Grammy-winning cellist in residence February 21-22, 2019

Grammy-winning cellist Arlen Hlusko will be in residence at the Mason Gross school February 21 and 22, 2019, conducting workshops, performing original compositions by Mason Gross student composers, and giving a free public recital.

The Canadian cellist, who won a 2019 Grammy Award for Best Choral Performance and is a recent graduate of the Curtis Institute of Music in Philadelphia, has performed all over the globe, as a soloist and chamber musician, in venues such as Carnegie Hall and Guangzhou Opera House.

While at Rutgers, Hlusko will perform and record student compositions during a closed workshop, and will present a workshop on social media, digital engagement, and freelance career. At 7:30 p.m. Friday, February 22, Hlusko will present a public recital at Mortensen Hall's Shindell Choral Hall, as part of the Mason Gross Presents series. The performance is free; no tickets are required. Guests must register their vehicles here. Hlusko will perform Bach's Cello Suite No. 3 in C Major, Britten's Cello Suite No. 1, Op. 72, and faculty Scott Ordway's Nineteen Movements for Unaccompanied Cello.

Hlusko says she's eager to work with Mason Gross student musicians.

 

"It is such an honor and a joy to work with emerging artists of any age, but especially in college years, because those artists have fully chosen their path and made their own personal commitment to it, perhaps for the first time unbridled by parents’ wishes or teachers’ pressures," she says. "They’re in an exciting phase of their lives where they get to explore the world of art and make it their own as they choose and discover also who they want to be."

Here, Hlusko talks about how she fell in love with the cello, the outdoors, and Ordway's work:

Q: Why the cello?
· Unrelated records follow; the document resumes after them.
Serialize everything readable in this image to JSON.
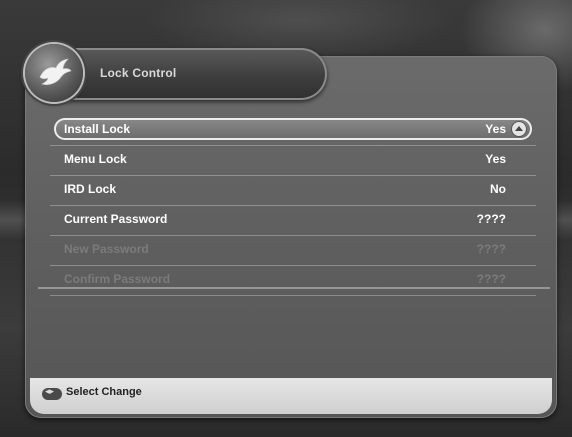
{
  "header": {
    "title": "Lock Control"
  },
  "menu": {
    "items": [
      {
        "label": "Install Lock",
        "value": "Yes"
      },
      {
        "label": "Menu Lock",
        "value": "Yes"
      },
      {
        "label": "IRD Lock",
        "value": "No"
      },
      {
        "label": "Current Password",
        "value": "????"
      },
      {
        "label": "New Password",
        "value": "????"
      },
      {
        "label": "Confirm Password",
        "value": "????"
      }
    ]
  },
  "footer": {
    "key_glyph": "◂▸",
    "hint": "Select Change"
  },
  "colors": {
    "panel": "#616161",
    "highlight_outline": "#ececec",
    "footer": "#dcdcdc",
    "disabled_text": "#7b7b7b"
  },
  "icons": {
    "logo": "bird-emblem-icon",
    "selected_arrow": "arrow-up-icon"
  }
}
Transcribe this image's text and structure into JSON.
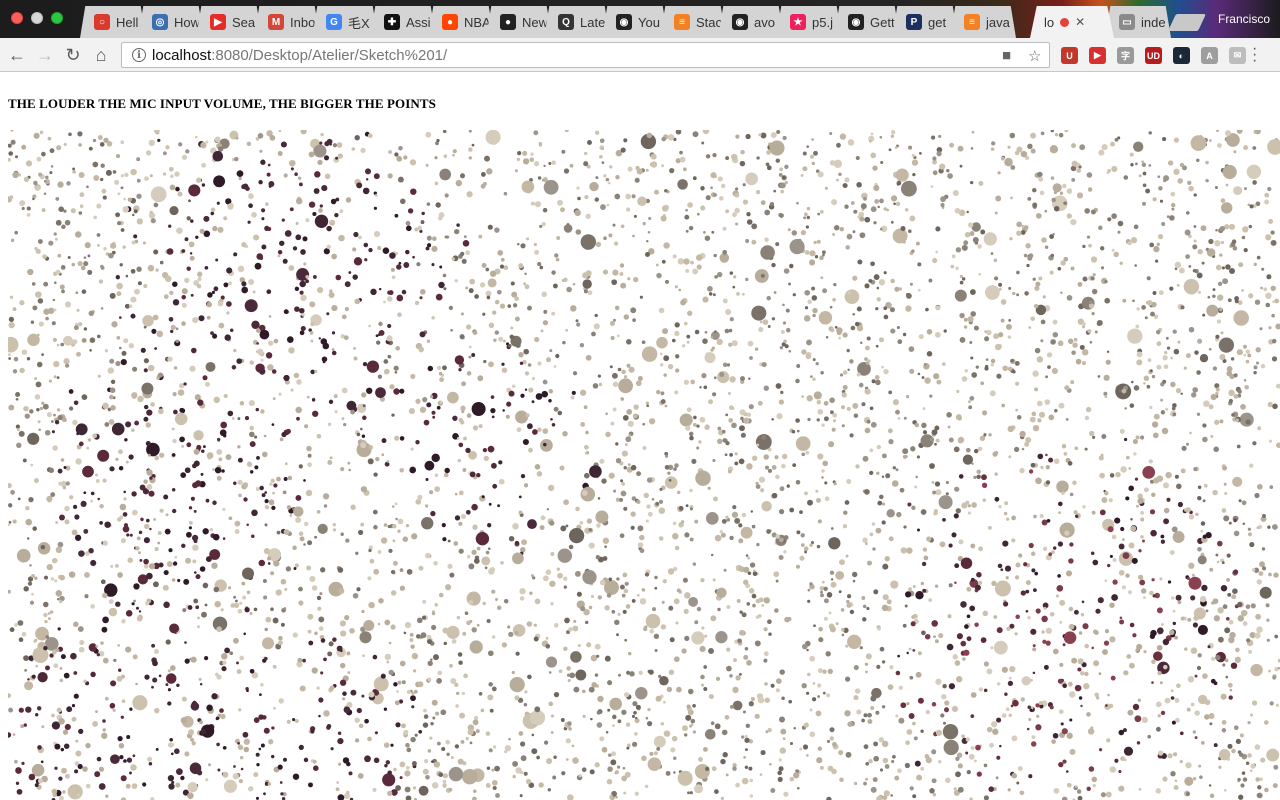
{
  "browser": {
    "tabs": [
      {
        "label": "Hell",
        "icon": "opera-ring-icon",
        "icon_color": "#d93a2b",
        "glyph": "○"
      },
      {
        "label": "How",
        "icon": "globe-icon",
        "icon_color": "#3b6fb0",
        "glyph": "◎"
      },
      {
        "label": "Sea",
        "icon": "youtube-icon",
        "icon_color": "#e52d27",
        "glyph": "▶"
      },
      {
        "label": "Inbo",
        "icon": "gmail-icon",
        "icon_color": "#d44638",
        "glyph": "M"
      },
      {
        "label": "毛X",
        "icon": "google-icon",
        "icon_color": "#4285f4",
        "glyph": "G"
      },
      {
        "label": "Assi",
        "icon": "grid-cross-icon",
        "icon_color": "#111111",
        "glyph": "✚"
      },
      {
        "label": "NBA",
        "icon": "reddit-icon",
        "icon_color": "#ff4500",
        "glyph": "●"
      },
      {
        "label": "New",
        "icon": "dot-circle-icon",
        "icon_color": "#222222",
        "glyph": "●"
      },
      {
        "label": "Late",
        "icon": "q-icon",
        "icon_color": "#333333",
        "glyph": "Q"
      },
      {
        "label": "You",
        "icon": "github-icon",
        "icon_color": "#222222",
        "glyph": "◉"
      },
      {
        "label": "Stac",
        "icon": "stackoverflow-icon",
        "icon_color": "#f48024",
        "glyph": "≡"
      },
      {
        "label": "avo",
        "icon": "github-icon",
        "icon_color": "#222222",
        "glyph": "◉"
      },
      {
        "label": "p5.j",
        "icon": "p5-star-icon",
        "icon_color": "#ed225d",
        "glyph": "★"
      },
      {
        "label": "Gett",
        "icon": "github-icon",
        "icon_color": "#222222",
        "glyph": "◉"
      },
      {
        "label": "get",
        "icon": "p-icon",
        "icon_color": "#1d2f5e",
        "glyph": "P"
      },
      {
        "label": "java",
        "icon": "stackoverflow-icon",
        "icon_color": "#f48024",
        "glyph": "≡"
      },
      {
        "label": "lo",
        "icon": "recording-dot-icon",
        "icon_color": "#e54136",
        "glyph": "",
        "active": true
      },
      {
        "label": "inde",
        "icon": "page-icon",
        "icon_color": "#8a8a8a",
        "glyph": "▭"
      }
    ],
    "close_glyph": "✕",
    "profile_name": "Francisco",
    "address": {
      "host": "localhost",
      "path": ":8080/Desktop/Atelier/Sketch%201/"
    },
    "extensions": [
      {
        "name": "ublock-icon",
        "color": "#c0392b",
        "glyph": "U"
      },
      {
        "name": "play-ext-icon",
        "color": "#d63031",
        "glyph": "▶"
      },
      {
        "name": "kanji-ext-icon",
        "color": "#9a9a9a",
        "glyph": "字"
      },
      {
        "name": "ud-ext-icon",
        "color": "#b71c1c",
        "glyph": "UD"
      },
      {
        "name": "steam-ext-icon",
        "color": "#1b2838",
        "glyph": "◐"
      },
      {
        "name": "translate-ext-icon",
        "color": "#9e9e9e",
        "glyph": "A"
      },
      {
        "name": "mail-ext-icon",
        "color": "#bdbdbd",
        "glyph": "✉"
      }
    ]
  },
  "page": {
    "heading": "THE LOUDER THE MIC INPUT VOLUME, THE BIGGER THE POINTS"
  },
  "sketch": {
    "palette": {
      "light": [
        "#d6ccbc",
        "#cbc1ad",
        "#c4b8a4",
        "#b8ad9a"
      ],
      "mid": [
        "#9c948a",
        "#8a8177",
        "#7a7168",
        "#6e655c"
      ],
      "dark": [
        "#3e2634",
        "#2f1a28",
        "#4a2a3a",
        "#5a2a3a"
      ],
      "accent": [
        "#7a3a4a",
        "#8a4050",
        "#6a3040"
      ]
    }
  }
}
A: The cello was actually not my choice! Music didn’t really exist in our home when I was born. My first experience with music was at the hands of a woman who babysat me when my older brother went to preschool. She is a pianist, and as the story goes, the only time she could get my curious self to sit still was when she played the piano. When she began, I’d race from wherever I was in the house, sit under the piano, and put my hand on it. The cello has such a beautiful vocal quality to its sound; its range is similar to that of a human voice, and something about it makes its sound deeply human and personal to me. Ultimately, I have spent so much of my life searching for my own voice through this beautiful wooden box, that my love for the cello is so intertwined with my own identity and personality; I not only love it, but I can’t really imagine living without it.

Q: What's meaningful about performing new work?

A: It’s often like sharing a whole new language. Sure, many of the notes and techniques may have been used before, but probably not in the same order, with the same sentiment and expression. Scott [Ordway] takes into consideration not only the music itself, but who will be experiencing it and what kind of impact he wants his music to have, making it not only beautiful, but extremely powerful.

Q: You talk a lot about being outside. How does nature feed you?

A: The wild is where I feel most at home, where I can most fully be myself and be free. I see it and hear it in everything that I do, and in music, one of the ways it helps me is that it helps me let go. I spend so much time in the practice room striving for perfection--necessary, but at a certain point, destructive. Taking a break and going outside helps me put things into perspective, and when I come back and try to channel the freedom and ease I feel in nature into the music, it helps the music sing and breathe and flow, and become something greater than notes on a page.

Posted February 2019